Having the right motivation behind your goal is imperative.
My suggestion if you’ve set yourself a goal and you’re seriously not feeling it? Write, write, write. Write down all the reasons why you want this goal. Write some more. If you’ve filled an entire page of A4 paper with lots of reasons why you want the goal, and yet upon reading through them you’re all meh, meh, meh, then scrub that goal. Seriously, just scrub it. Don’t waste your time doing things you think you should do. Spend your time doing things you want to do.
The second step in goal setting:
2. Your goal has got to be big enough.
It’s got to make your palms sweat and your heart race and your mind whir at 2am in the morning. It’s got to be exciting! Why? Because you can’t NOT do the work with a big goal. You have to put the hustle in. If your goal is to leave your boring job in the next year and start your own business, you’re not going to get there by doing nothing. You’re going to have to work your ass off and get really clear on what you need to do and when and how. On the other hand, if you find yourself signing up for an autumn marathon, setting yourself the goal of a 4.30 finish, when your last marathon time was 4.29:30, it’s pretty unlikely that you’re going to go balls-to-the-walls out to get there, right? That’s because your goal is not big enough. It’s not challenging enough. It’s not stretching you enough. It’s not uncomfortable enough.

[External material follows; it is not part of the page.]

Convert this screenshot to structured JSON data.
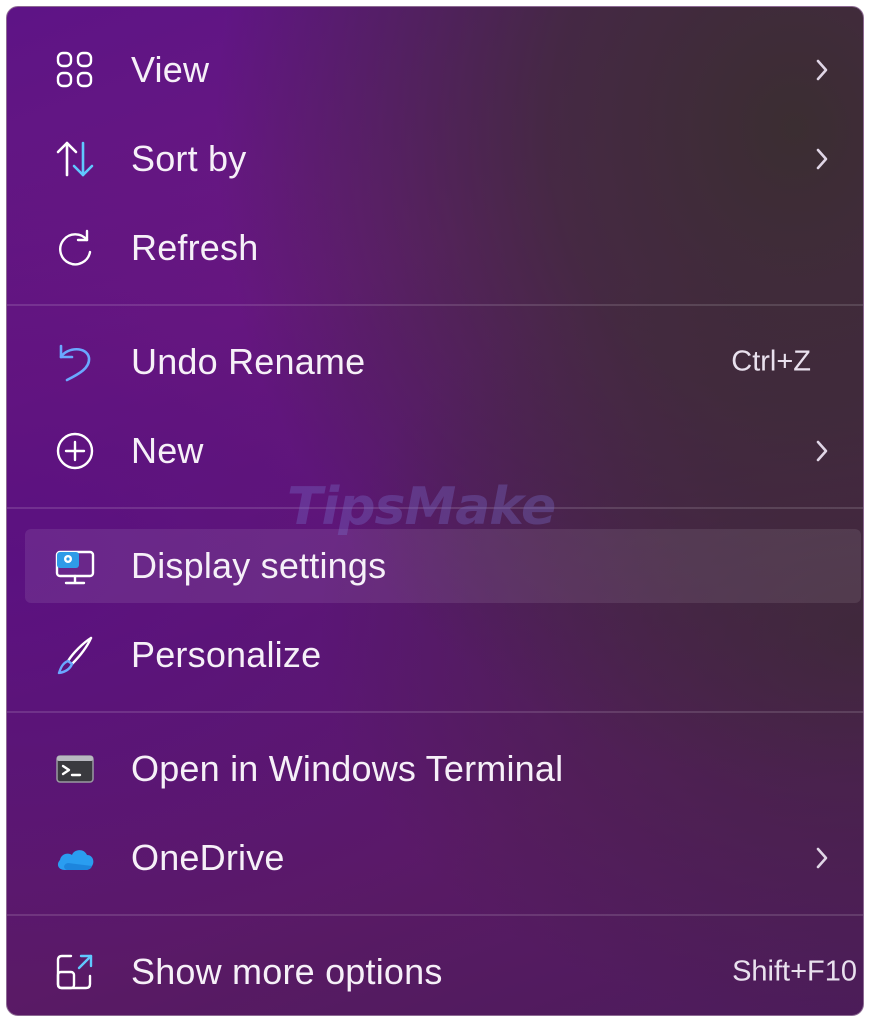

The pretty Pinterest quotes about stepping out of your comfort zone and dreaming big? Yeah, I know you make that face when you read them, but that’s because they’re the truth and the truth pisses you off. You know when I feel most alive and inspired and motivated and happy? When I’m so way out of my comfort zone, I can’t fucking see it. Your comfort zone might be your sofa, or the more-than-one slice of chocolate cake, or the entire bottle of wine when you only meant to have one glass. It might be the ‘I’ll start my new diet on Monday’ or the fact that you keep telling yourself that the job you’re in, the one you hate, ‘brings in the money’, so you just stay with the company and hope for the best. This is called your comfort zone, and you’re probably very unhappy and frustrated in it.
I believe most of us don’t set goals because we’re scared of the vulnerability that comes with it. We’re scared of messing up, of failing. Of stepping up and saying,”I want this and I’m going to go and get it.” So instead, we choose to stay small, to blend in with the crowd, to not push, and in doing so, we don’t grow and we don’t change. But here’s the thing: We’re supposed to change, it’s hard-wired in in our evolutionary nature to move forward and make progress.
If you want to change, you have to make a change. It’s as simple as that.
My questions to you: What is it that you really want and why? And how are you going to get it?
ps: Here’s a handy and simple goal setting worksheet I made that you can use to start working on your goals. There are some questions at the beginning of the worksheet, to get reaaaaalllly clear on your goals and why they’re important to you. If you have any questions, or would like to share your goals with me (oh, yes, please do!) leave a comment below!